It’s part art show, part art crap shoot. Except, assuming your ultimate goal is to own art you like, you come up a winner each time.

The $99 Art Sale started in 2006. According to Soap Factory Executive Director, Ben Heyward, it was modeled on the Royal College’s Secret Art project in London. Originally, the artists received postcard-sized strong cardboard as their canvas. Last year the pictures got bigger; turns out this is based on feedback from both artists and buyers. This year there was an open call to submit an artwork and Heyward did “a very, very light curation for quality and salability.”

This is the fourth year I have attended the $99 Art Sale. It is one of my favorite art events of the year. Generally when I buy art, I have some idea of where I want it to go, which means I select based on space, color or budget requirements. The $99 art goes in one room and the only theme is the origin. So I choose strictly on love of the work. As a librarian, I like the research aspect of learning more about an artist. And I hate to admit, I get a little addicted to the gambling aspect. Each year I intend to purchase one piece, but I really buy two works on the night of the event. The next day you can purchase unclaimed art for $66. Traditionally I bring my youngest daughter (now age 8) with me that day to pick up our art and she is allowed to pick one new work herself. Be darned if she doesn’t end up selected the more “established” art each time!

The event itself is always fun. This year it included great food from Chowgirls, beer from Surly and a DJ. This year the installation happened to be “Why We Do This” by Andy DuCett. My intention here is not to review that installation – except if I were reviewing it, I’d definitely say two thumbs up!

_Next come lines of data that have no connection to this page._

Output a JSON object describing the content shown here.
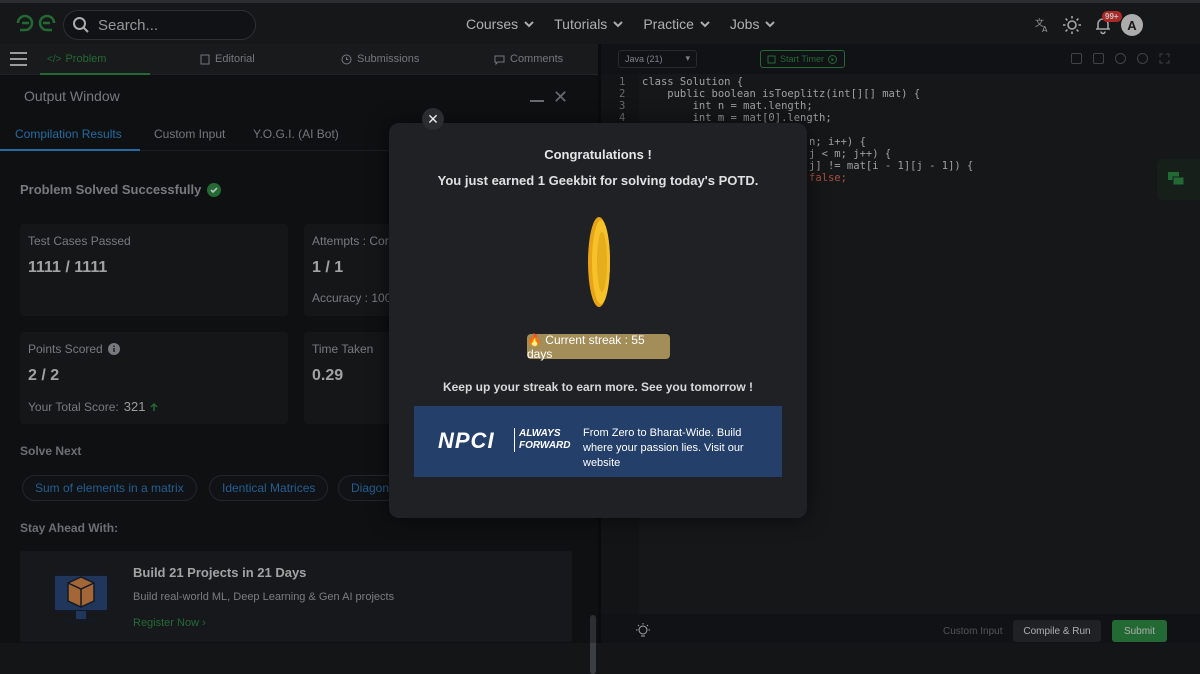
{
  "topnav": {
    "search_placeholder": "Search...",
    "menu": [
      "Courses",
      "Tutorials",
      "Practice",
      "Jobs"
    ],
    "notification_badge": "99+",
    "avatar_initial": "A"
  },
  "problem_tabs": {
    "problem": "Problem",
    "editorial": "Editorial",
    "submissions": "Submissions",
    "comments": "Comments"
  },
  "output": {
    "title": "Output Window",
    "tabs": [
      "Compilation Results",
      "Custom Input",
      "Y.O.G.I. (AI Bot)"
    ],
    "status": "Problem Solved Successfully",
    "cards": {
      "tests_label": "Test Cases Passed",
      "tests_value": "1111 / 1111",
      "attempts_label": "Attempts : Corr",
      "attempts_value": "1 / 1",
      "accuracy": "Accuracy : 100",
      "points_label": "Points Scored",
      "points_value": "2 / 2",
      "total_score_label": "Your Total Score:",
      "total_score_value": "321",
      "time_label": "Time Taken",
      "time_value": "0.29"
    },
    "solve_next_label": "Solve Next",
    "solve_next": [
      "Sum of elements in a matrix",
      "Identical Matrices",
      "Diagon"
    ],
    "stay_ahead": "Stay Ahead With:",
    "promo": {
      "title": "Build 21 Projects in 21 Days",
      "subtitle": "Build real-world ML, Deep Learning & Gen AI projects",
      "link": "Register Now ›"
    }
  },
  "editor": {
    "language": "Java (21)",
    "timer": "Start Timer",
    "line_numbers": [
      "1",
      "2",
      "3",
      "4"
    ],
    "lines": [
      "class Solution {",
      "    public boolean isToeplitz(int[][] mat) {",
      "        int n = mat.length;",
      "        int m = mat[0].length;"
    ],
    "partial_lines": [
      "n; i++) {",
      "j < m; j++) {",
      "j] != mat[i - 1][j - 1]) {",
      "false;"
    ],
    "custom_input": "Custom Input",
    "compile_run": "Compile & Run",
    "submit": "Submit"
  },
  "modal": {
    "title": "Congratulations !",
    "message": "You just earned 1 Geekbit for solving today's POTD.",
    "streak": "🔥 Current streak : 55 days",
    "keep_up": "Keep up your streak to earn more. See you tomorrow !",
    "ad_logo": "NPCI",
    "ad_tagline_1": "ALWAYS",
    "ad_tagline_2": "FORWARD",
    "ad_text": "From Zero to Bharat-Wide. Build where your passion lies. Visit our website"
  },
  "colors": {
    "brand_green": "#2f8d46",
    "link_blue": "#2f8fd6",
    "streak_gold": "#a38d58",
    "ad_blue": "#233f6a"
  }
}
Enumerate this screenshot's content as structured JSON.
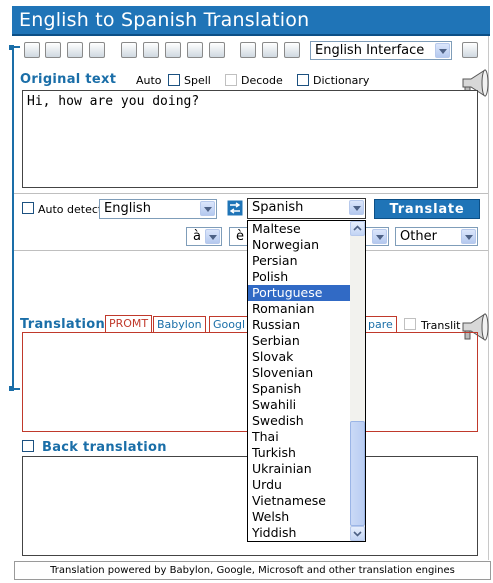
{
  "title": "English to Spanish Translation",
  "toolbar": {
    "icons": [
      "new-document-icon",
      "print-icon",
      "cut-icon",
      "delete-icon",
      "dictionary-icon",
      "spell-check-icon",
      "keyboard-icon",
      "options-icon",
      "virtual-keyboard-icon",
      "print-result-icon",
      "image-icon",
      "help-icon"
    ],
    "interface_select": "English Interface"
  },
  "original": {
    "label": "Original text",
    "auto_label": "Auto",
    "spell_label": "Spell",
    "decode_label": "Decode",
    "dictionary_label": "Dictionary",
    "text": "Hi, how are you doing?"
  },
  "language": {
    "auto_detect_label": "Auto detect",
    "source": "English",
    "target": "Spanish",
    "translate_label": "Translate",
    "char1": "à",
    "char2": "è",
    "other": "Other"
  },
  "translation": {
    "label": "Translation",
    "tabs": [
      "PROMT",
      "Babylon",
      "Googl",
      "pare"
    ],
    "translit_label": "Translit"
  },
  "back_translation": {
    "label": "Back translation"
  },
  "footer": "Translation powered by Babylon, Google, Microsoft and other translation engines",
  "dropdown": {
    "items": [
      "Maltese",
      "Norwegian",
      "Persian",
      "Polish",
      "Portuguese",
      "Romanian",
      "Russian",
      "Serbian",
      "Slovak",
      "Slovenian",
      "Spanish",
      "Swahili",
      "Swedish",
      "Thai",
      "Turkish",
      "Ukrainian",
      "Urdu",
      "Vietnamese",
      "Welsh",
      "Yiddish"
    ],
    "highlighted": "Portuguese"
  },
  "colors": {
    "accent": "#1f74b7",
    "tab_border": "#c0392b",
    "selection": "#316ac5"
  }
}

The people watching is always fun. I like to try to guess which are artists keeping an eye on their own works. I also like to see which pictures go first. One word of warning should you plan to attend yourself – if something strikes you, buy it quickly. Certain items sell fast and you can always go back to find a second or third work later. This year due babysitting issues, my daughter got to attend the big event, which was great. I appreciated how welcoming the staff was and I learned that it’s even more fun to go with someone else who loves modern art. My husband and usual date does not share the same passion.